In your copy of the data below, reproduce every entry exactly and omit the pictures.

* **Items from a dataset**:
● ● ● ●

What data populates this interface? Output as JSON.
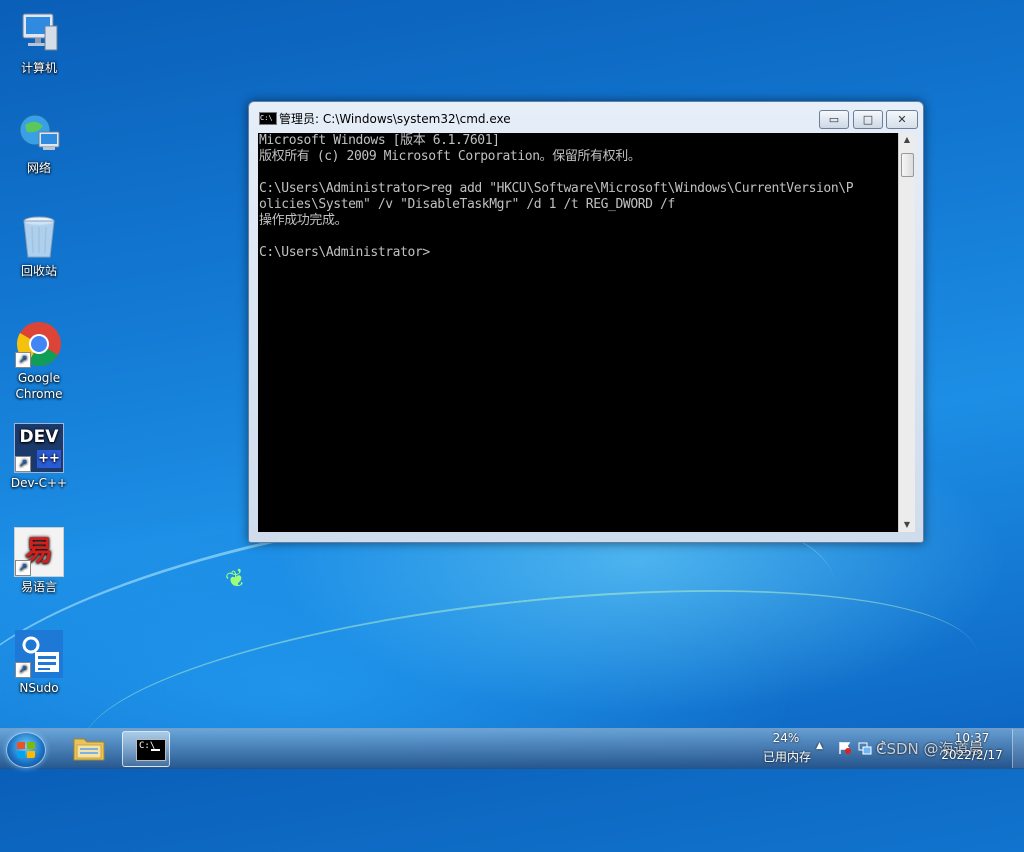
{
  "desktop": {
    "icons": [
      {
        "label": "计算机",
        "icon": "computer-icon"
      },
      {
        "label": "网络",
        "icon": "network-icon"
      },
      {
        "label": "回收站",
        "icon": "recycle-bin-icon"
      },
      {
        "label": "Google Chrome",
        "icon": "chrome-icon"
      },
      {
        "label": "Dev-C++",
        "icon": "devcpp-icon",
        "badge": "DEV"
      },
      {
        "label": "易语言",
        "icon": "yiyuyan-icon",
        "badge": "易"
      },
      {
        "label": "NSudo",
        "icon": "nsudo-icon"
      }
    ]
  },
  "window": {
    "title": "管理员: C:\\Windows\\system32\\cmd.exe",
    "icon_text": "C:\\",
    "buttons": {
      "minimize": "▭",
      "maximize": "□",
      "close": "✕"
    },
    "console_lines": [
      "Microsoft Windows [版本 6.1.7601]",
      "版权所有 (c) 2009 Microsoft Corporation。保留所有权利。",
      "",
      "C:\\Users\\Administrator>reg add \"HKCU\\Software\\Microsoft\\Windows\\CurrentVersion\\P",
      "olicies\\System\" /v \"DisableTaskMgr\" /d 1 /t REG_DWORD /f",
      "操作成功完成。",
      "",
      "C:\\Users\\Administrator>"
    ]
  },
  "taskbar": {
    "memory_percent": "24%",
    "memory_label": "已用内存",
    "clock_time": "10:37",
    "clock_date": "2022/2/17",
    "watermark": "CSDN @海道晨"
  },
  "colors": {
    "console_bg": "#000000",
    "console_fg": "#c0c0c0"
  }
}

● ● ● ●

* **Solved exercise**:
What data populates this interface? Output as JSON.
{
  "desktop": {
    "icons": [
      {
        "label": "计算机",
        "icon": "computer-icon"
      },
      {
        "label": "网络",
        "icon": "network-icon"
      },
      {
        "label": "回收站",
        "icon": "recycle-bin-icon"
      },
      {
        "label": "Google Chrome",
        "icon": "chrome-icon"
      },
      {
        "label": "Dev-C++",
        "icon": "devcpp-icon",
        "badge": "DEV"
      },
      {
        "label": "易语言",
        "icon": "yiyuyan-icon",
        "badge": "易"
      },
      {
        "label": "NSudo",
        "icon": "nsudo-icon"
      }
    ]
  },
  "window": {
    "title": "管理员: C:\\Windows\\system32\\cmd.exe",
    "icon_text": "C:\\",
    "buttons": {
      "minimize": "▭",
      "maximize": "□",
      "close": "✕"
    },
    "console_lines": [
      "Microsoft Windows [版本 6.1.7601]",
      "版权所有 (c) 2009 Microsoft Corporation。保留所有权利。",
      "",
      "C:\\Users\\Administrator>reg add \"HKCU\\Software\\Microsoft\\Windows\\CurrentVersion\\P",
      "olicies\\System\" /v \"DisableTaskMgr\" /d 1 /t REG_DWORD /f",
      "操作成功完成。",
      "",
      "C:\\Users\\Administrator>"
    ]
  },
  "taskbar": {
    "memory_percent": "24%",
    "memory_label": "已用内存",
    "clock_time": "10:37",
    "clock_date": "2022/2/17",
    "watermark": "CSDN @海道晨"
  },
  "colors": {
    "console_bg": "#000000",
    "console_fg": "#c0c0c0"
  }
}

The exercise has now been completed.